***** DATA TO PROCESS *****
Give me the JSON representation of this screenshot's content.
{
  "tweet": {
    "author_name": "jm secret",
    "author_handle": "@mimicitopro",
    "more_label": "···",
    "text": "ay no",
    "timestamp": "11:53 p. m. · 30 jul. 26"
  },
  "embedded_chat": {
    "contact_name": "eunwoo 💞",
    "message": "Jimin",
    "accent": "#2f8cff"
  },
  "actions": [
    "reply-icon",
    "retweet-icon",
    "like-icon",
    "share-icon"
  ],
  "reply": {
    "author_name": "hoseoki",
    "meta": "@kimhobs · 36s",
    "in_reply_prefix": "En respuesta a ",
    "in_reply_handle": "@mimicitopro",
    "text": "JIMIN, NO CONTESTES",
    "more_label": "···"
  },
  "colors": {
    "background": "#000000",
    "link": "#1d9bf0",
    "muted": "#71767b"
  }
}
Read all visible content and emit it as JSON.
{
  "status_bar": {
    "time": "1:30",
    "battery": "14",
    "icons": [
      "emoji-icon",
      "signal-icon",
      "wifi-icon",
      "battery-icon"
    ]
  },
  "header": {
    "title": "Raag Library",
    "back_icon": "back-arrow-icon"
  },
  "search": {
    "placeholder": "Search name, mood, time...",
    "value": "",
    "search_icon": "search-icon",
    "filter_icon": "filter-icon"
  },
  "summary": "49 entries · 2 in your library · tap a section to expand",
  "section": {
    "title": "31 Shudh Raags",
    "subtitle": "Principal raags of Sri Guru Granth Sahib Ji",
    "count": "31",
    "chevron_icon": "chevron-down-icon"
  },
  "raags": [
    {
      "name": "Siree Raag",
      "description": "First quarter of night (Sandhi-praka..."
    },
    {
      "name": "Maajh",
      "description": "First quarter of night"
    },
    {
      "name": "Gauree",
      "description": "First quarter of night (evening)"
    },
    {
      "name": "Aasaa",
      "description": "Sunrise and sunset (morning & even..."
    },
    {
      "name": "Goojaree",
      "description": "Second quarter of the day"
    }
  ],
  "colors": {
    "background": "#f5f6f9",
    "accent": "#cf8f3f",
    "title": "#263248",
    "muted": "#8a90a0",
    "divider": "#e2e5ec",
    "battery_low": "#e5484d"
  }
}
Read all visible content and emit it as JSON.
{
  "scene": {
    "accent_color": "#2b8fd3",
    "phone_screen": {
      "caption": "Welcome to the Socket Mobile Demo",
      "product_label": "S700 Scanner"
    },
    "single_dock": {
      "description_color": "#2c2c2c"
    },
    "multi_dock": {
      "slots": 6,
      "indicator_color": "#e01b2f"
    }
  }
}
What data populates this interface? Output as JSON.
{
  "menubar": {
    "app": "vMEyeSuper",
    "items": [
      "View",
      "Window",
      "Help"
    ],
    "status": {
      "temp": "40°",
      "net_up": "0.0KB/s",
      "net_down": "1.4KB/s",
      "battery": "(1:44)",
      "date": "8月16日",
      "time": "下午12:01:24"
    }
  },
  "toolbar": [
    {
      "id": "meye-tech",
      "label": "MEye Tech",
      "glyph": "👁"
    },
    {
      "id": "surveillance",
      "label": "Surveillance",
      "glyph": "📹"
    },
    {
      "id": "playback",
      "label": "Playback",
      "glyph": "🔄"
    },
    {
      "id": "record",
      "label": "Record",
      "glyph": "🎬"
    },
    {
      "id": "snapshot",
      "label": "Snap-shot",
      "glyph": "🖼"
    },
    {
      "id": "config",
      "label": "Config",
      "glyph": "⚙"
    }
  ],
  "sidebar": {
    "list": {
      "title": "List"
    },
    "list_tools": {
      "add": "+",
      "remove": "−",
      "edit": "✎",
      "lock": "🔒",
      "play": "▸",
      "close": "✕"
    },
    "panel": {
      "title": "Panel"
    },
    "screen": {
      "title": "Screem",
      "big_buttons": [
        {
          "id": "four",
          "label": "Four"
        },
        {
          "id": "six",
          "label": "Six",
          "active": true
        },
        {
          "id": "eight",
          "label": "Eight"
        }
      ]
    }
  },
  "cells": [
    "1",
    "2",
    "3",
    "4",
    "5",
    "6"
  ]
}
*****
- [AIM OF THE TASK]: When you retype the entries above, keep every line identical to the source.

- [COMPLETED TASK]:
Give me the JSON representation of this screenshot's content.
{
  "tweet": {
    "author_name": "jm secret",
    "author_handle": "@mimicitopro",
    "more_label": "···",
    "text": "ay no",
    "timestamp": "11:53 p. m. · 30 jul. 26"
  },
  "embedded_chat": {
    "contact_name": "eunwoo 💞",
    "message": "Jimin",
    "accent": "#2f8cff"
  },
  "actions": [
    "reply-icon",
    "retweet-icon",
    "like-icon",
    "share-icon"
  ],
  "reply": {
    "author_name": "hoseoki",
    "meta": "@kimhobs · 36s",
    "in_reply_prefix": "En respuesta a ",
    "in_reply_handle": "@mimicitopro",
    "text": "JIMIN, NO CONTESTES",
    "more_label": "···"
  },
  "colors": {
    "background": "#000000",
    "link": "#1d9bf0",
    "muted": "#71767b"
  }
}
Read all visible content and emit it as JSON.
{
  "status_bar": {
    "time": "1:30",
    "battery": "14",
    "icons": [
      "emoji-icon",
      "signal-icon",
      "wifi-icon",
      "battery-icon"
    ]
  },
  "header": {
    "title": "Raag Library",
    "back_icon": "back-arrow-icon"
  },
  "search": {
    "placeholder": "Search name, mood, time...",
    "value": "",
    "search_icon": "search-icon",
    "filter_icon": "filter-icon"
  },
  "summary": "49 entries · 2 in your library · tap a section to expand",
  "section": {
    "title": "31 Shudh Raags",
    "subtitle": "Principal raags of Sri Guru Granth Sahib Ji",
    "count": "31",
    "chevron_icon": "chevron-down-icon"
  },
  "raags": [
    {
      "name": "Siree Raag",
      "description": "First quarter of night (Sandhi-praka..."
    },
    {
      "name": "Maajh",
      "description": "First quarter of night"
    },
    {
      "name": "Gauree",
      "description": "First quarter of night (evening)"
    },
    {
      "name": "Aasaa",
      "description": "Sunrise and sunset (morning & even..."
    },
    {
      "name": "Goojaree",
      "description": "Second quarter of the day"
    }
  ],
  "colors": {
    "background": "#f5f6f9",
    "accent": "#cf8f3f",
    "title": "#263248",
    "muted": "#8a90a0",
    "divider": "#e2e5ec",
    "battery_low": "#e5484d"
  }
}
Read all visible content and emit it as JSON.
{
  "scene": {
    "accent_color": "#2b8fd3",
    "phone_screen": {
      "caption": "Welcome to the Socket Mobile Demo",
      "product_label": "S700 Scanner"
    },
    "single_dock": {
      "description_color": "#2c2c2c"
    },
    "multi_dock": {
      "slots": 6,
      "indicator_color": "#e01b2f"
    }
  }
}
What data populates this interface? Output as JSON.
{
  "menubar": {
    "app": "vMEyeSuper",
    "items": [
      "View",
      "Window",
      "Help"
    ],
    "status": {
      "temp": "40°",
      "net_up": "0.0KB/s",
      "net_down": "1.4KB/s",
      "battery": "(1:44)",
      "date": "8月16日",
      "time": "下午12:01:24"
    }
  },
  "toolbar": [
    {
      "id": "meye-tech",
      "label": "MEye Tech",
      "glyph": "👁"
    },
    {
      "id": "surveillance",
      "label": "Surveillance",
      "glyph": "📹"
    },
    {
      "id": "playback",
      "label": "Playback",
      "glyph": "🔄"
    },
    {
      "id": "record",
      "label": "Record",
      "glyph": "🎬"
    },
    {
      "id": "snapshot",
      "label": "Snap-shot",
      "glyph": "🖼"
    },
    {
      "id": "config",
      "label": "Config",
      "glyph": "⚙"
    }
  ],
  "sidebar": {
    "list": {
      "title": "List"
    },
    "list_tools": {
      "add": "+",
      "remove": "−",
      "edit": "✎",
      "lock": "🔒",
      "play": "▸",
      "close": "✕"
    },
    "panel": {
      "title": "Panel"
    },
    "screen": {
      "title": "Screem",
      "big_buttons": [
        {
          "id": "four",
          "label": "Four"
        },
        {
          "id": "six",
          "label": "Six",
          "active": true
        },
        {
          "id": "eight",
          "label": "Eight"
        }
      ]
    }
  },
  "cells": [
    "1",
    "2",
    "3",
    "4",
    "5",
    "6"
  ]
}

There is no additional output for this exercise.